Caldwell Vineyard in the Coombsville area plans to take its controversial visitation expansion proposal to the Napa County Board of Supervisors after the Planning Commission rejected it.
The Planning Commission had postponed the Caldwell hearing in January and again in March so the winery could work with its rural neighbors. On Wednesday, commissioners discussed a continuance until Nov. 7 to give the winery still more time to address concerns.
“I think we’d just prefer a vote,” attorney Thomas Adams said on behalf of the winery, even though that vote looked certain to be a denial.
The Planning Commission obliged by voting down the expansion proposal by a 4-0 margin. Adams after the meeting said Caldwell Vineyard will appeal the decision to the Board of Supervisors.
“Absolutely,” Adams said. “We’ve got to move forward. We’ve been in a spin cycle here.”
The Caldwell case provides another example of what in recent years has been a recipe for controversy—proposed growth on a dead-end rural road with homes. Commissioners had hoped for a compromise that all parties could accept.
“I think there are still opportunities for the neighborhood and applicant to come together,” Commissioner Jeri Hansen said before Adams asked for a vote.
Caldwell Vineyard’s latest proposal would increase annual visitation from 2,340 guests to 13,580 guests, counting both tastings and marketing events. That compares to a previous proposal of 22,880 guests.
The winery located at 270 Kreuzer Lane also asked to increase annual wine production from 25,000 gallons to 35,000 gallons. Planning Commissioners voiced no objections to that request.
Winery owner John Caldwell told commissioners how he bought the land on Kreuzer Lane in 1974 and in 1981 starting planting a vineyard there. Farming became an obsession.
“It’s been a love now for 44 years,” Caldwell said. “Part of this love is it’s got to be sustainable economically.”
The business has grown to include tastings and a wine club. The wine club is what keeps the operation growing at about 5 percent a year, he said.
Caldwell Vineyard has about 60 acres of vineyard. It sells 44 percent of its grapes and wants in time to use all the grapes at the winery, he said.
“I’m asking with the application to allow us to sustain our business based on the size of our vineyard,” Caldwell said.
Neighbors have formed the Kreuzer Lane Protection Committee.
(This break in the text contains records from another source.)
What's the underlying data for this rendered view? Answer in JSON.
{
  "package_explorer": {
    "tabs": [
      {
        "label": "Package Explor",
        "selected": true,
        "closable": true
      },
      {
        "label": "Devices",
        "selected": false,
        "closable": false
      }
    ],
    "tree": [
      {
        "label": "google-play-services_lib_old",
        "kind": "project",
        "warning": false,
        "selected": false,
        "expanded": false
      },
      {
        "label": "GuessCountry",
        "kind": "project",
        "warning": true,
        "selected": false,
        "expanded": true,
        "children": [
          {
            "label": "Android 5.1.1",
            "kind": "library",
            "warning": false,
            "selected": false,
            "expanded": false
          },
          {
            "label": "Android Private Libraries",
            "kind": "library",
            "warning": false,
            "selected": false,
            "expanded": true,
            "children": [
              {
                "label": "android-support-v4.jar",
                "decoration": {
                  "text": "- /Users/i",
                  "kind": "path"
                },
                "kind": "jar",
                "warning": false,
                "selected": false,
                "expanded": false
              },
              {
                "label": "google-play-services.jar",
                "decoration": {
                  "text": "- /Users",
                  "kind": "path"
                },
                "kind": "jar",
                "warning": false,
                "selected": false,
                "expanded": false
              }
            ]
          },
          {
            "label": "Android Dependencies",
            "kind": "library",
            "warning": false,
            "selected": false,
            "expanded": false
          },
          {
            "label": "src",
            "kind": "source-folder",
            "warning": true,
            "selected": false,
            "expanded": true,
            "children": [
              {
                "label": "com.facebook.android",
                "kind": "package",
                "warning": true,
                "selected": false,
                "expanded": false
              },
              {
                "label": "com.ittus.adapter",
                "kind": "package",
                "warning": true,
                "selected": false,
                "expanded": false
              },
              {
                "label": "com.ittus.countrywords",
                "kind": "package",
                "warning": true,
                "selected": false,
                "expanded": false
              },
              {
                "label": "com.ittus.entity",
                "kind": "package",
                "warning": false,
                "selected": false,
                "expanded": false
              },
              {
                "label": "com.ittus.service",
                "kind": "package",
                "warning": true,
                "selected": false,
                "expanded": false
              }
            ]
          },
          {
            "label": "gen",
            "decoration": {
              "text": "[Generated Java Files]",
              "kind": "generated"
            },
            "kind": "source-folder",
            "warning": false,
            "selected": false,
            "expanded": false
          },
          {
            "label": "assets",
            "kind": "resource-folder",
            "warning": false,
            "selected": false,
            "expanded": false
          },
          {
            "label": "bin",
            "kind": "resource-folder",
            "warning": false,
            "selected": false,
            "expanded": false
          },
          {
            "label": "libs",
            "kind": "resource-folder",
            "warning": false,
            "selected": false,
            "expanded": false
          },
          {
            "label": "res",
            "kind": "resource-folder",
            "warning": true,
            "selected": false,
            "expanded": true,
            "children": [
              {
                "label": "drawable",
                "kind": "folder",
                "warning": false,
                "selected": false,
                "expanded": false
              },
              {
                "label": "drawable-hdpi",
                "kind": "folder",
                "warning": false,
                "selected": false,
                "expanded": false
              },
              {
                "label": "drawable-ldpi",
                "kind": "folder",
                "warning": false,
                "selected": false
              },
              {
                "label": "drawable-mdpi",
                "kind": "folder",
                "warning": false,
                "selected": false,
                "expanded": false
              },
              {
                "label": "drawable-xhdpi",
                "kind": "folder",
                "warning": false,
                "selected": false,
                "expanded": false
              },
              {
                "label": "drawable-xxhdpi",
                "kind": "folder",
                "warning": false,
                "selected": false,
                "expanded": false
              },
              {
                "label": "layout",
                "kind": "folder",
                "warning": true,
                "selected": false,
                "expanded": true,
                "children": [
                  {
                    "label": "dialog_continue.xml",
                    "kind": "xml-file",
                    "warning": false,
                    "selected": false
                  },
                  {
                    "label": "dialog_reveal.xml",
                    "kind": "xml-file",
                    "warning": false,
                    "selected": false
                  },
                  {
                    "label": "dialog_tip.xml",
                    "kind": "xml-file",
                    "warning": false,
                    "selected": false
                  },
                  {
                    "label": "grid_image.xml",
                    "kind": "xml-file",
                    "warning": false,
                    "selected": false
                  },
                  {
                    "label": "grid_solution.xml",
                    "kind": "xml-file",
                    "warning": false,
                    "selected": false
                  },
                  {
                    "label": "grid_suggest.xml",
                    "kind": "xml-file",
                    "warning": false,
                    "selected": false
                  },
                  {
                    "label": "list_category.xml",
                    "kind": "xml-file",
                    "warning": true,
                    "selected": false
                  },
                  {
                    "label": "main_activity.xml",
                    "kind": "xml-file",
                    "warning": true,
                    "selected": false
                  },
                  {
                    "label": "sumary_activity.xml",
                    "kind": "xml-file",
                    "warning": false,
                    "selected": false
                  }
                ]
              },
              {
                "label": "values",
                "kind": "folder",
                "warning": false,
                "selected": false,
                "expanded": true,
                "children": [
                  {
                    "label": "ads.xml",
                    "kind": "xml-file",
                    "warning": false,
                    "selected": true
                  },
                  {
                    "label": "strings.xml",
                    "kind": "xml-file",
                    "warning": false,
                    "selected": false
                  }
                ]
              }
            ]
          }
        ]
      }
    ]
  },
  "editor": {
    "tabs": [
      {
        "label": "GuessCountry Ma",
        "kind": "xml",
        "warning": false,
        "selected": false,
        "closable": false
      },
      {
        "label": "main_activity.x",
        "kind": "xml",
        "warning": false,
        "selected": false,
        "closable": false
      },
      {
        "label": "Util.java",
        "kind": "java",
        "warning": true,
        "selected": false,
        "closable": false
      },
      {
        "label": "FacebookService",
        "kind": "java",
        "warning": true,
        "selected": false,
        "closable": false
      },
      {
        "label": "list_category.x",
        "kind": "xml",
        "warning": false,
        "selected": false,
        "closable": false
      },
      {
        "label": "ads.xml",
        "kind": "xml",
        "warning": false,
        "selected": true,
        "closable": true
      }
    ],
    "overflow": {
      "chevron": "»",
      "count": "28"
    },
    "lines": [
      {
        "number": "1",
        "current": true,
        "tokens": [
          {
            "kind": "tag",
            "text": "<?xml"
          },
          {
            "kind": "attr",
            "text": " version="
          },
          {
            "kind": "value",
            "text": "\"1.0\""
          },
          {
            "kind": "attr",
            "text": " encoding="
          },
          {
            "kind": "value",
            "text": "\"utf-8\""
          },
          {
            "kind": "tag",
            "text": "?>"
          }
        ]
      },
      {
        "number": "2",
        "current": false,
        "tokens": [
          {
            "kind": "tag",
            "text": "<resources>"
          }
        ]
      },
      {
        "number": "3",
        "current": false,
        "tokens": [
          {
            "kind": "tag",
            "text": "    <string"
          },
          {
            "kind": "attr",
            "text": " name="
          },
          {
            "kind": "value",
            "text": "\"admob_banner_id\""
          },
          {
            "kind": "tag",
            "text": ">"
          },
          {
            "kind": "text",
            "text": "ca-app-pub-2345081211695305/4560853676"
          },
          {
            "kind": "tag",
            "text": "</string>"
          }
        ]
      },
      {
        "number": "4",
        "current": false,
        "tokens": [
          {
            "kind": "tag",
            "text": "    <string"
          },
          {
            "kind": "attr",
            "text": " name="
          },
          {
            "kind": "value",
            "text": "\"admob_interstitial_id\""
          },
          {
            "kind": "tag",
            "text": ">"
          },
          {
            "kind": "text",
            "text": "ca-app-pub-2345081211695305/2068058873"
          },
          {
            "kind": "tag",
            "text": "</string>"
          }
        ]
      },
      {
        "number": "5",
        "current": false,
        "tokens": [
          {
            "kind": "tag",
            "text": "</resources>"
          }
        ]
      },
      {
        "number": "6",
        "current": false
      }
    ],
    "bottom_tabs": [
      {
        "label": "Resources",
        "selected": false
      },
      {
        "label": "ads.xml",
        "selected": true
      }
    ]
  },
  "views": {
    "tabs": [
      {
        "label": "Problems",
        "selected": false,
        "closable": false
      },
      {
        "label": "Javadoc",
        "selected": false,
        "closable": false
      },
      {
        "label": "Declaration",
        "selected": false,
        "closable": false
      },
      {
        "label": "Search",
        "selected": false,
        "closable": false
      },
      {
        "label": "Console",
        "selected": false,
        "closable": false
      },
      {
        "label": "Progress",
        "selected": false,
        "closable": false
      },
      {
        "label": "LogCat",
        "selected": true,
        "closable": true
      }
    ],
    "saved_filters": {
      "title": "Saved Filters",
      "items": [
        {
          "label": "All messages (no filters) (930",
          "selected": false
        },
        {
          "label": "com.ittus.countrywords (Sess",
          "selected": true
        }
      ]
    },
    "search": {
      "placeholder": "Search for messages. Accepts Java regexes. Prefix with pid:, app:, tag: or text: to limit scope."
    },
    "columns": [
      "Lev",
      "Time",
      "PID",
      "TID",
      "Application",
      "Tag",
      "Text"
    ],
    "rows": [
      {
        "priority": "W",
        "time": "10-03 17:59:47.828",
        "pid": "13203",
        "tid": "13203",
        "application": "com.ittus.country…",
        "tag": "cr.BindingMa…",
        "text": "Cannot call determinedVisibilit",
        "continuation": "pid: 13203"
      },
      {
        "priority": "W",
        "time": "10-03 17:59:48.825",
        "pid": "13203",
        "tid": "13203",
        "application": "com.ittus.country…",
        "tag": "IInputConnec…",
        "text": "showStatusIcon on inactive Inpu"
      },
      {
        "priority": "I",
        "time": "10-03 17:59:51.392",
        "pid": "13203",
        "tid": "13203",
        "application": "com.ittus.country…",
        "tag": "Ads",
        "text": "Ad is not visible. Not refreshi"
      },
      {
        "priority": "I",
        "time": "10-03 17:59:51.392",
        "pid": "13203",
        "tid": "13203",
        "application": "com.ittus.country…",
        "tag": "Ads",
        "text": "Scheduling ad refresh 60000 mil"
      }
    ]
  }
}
Several members said they don’t feel that Caldwell Vineyard has worked with them to find solutions to their concerns about such things as winery-generated traffic on their narrow country road.
“The changes in the winery’s latest proposals are minimal, in our neighborhood opinion,” said Joseph Sabella, who has lived on Kreuzer Lane for 28 years.
Attorney Denis Shanagher, who represents the Kreuzer Lane neighbors, wasn’t impressed by the lower visitation proposals, writing that the winery originally sought “an absurd 14 times” the present visitation.
Neighbor Peter Menzel said Caldwell Vineyard has a “marketing, entertainment and nightclub business model.” The proposed 500-percent visitation increase is out of line for the agricultural watershed and a wildfire-prone area, he said.
Adams said the winery has worked with the county to improve intersection safety at Fourth Avenue and Kreuzer Lane in response to neighborhood concerns. The winery has a community liaison to work with neighbors and will hold an annual neighborhood meeting, he said.
The Caldwell request complies with county rules, he said.
“Agriculture, despite what a lot of people think, includes wineries and it includes marketing,” Adams said. “It’s in the definition of agriculture in the general plan and the code. I know that some people don’t want to hear that.”
Neither the neighborhood group nor the Planning Commission reached consensus and suggested what the number of visitors should be, he said.
Adams suggested during the meeting that the winery have seasonal variations in daily visitation, which would lower the overall visitation growth request. Commissioners weren’t ready to accept the offer on the spot without staff analysis.
“I’m not interested in horse-trading numbers here at the hearing,” Commission Dave Whitmer said.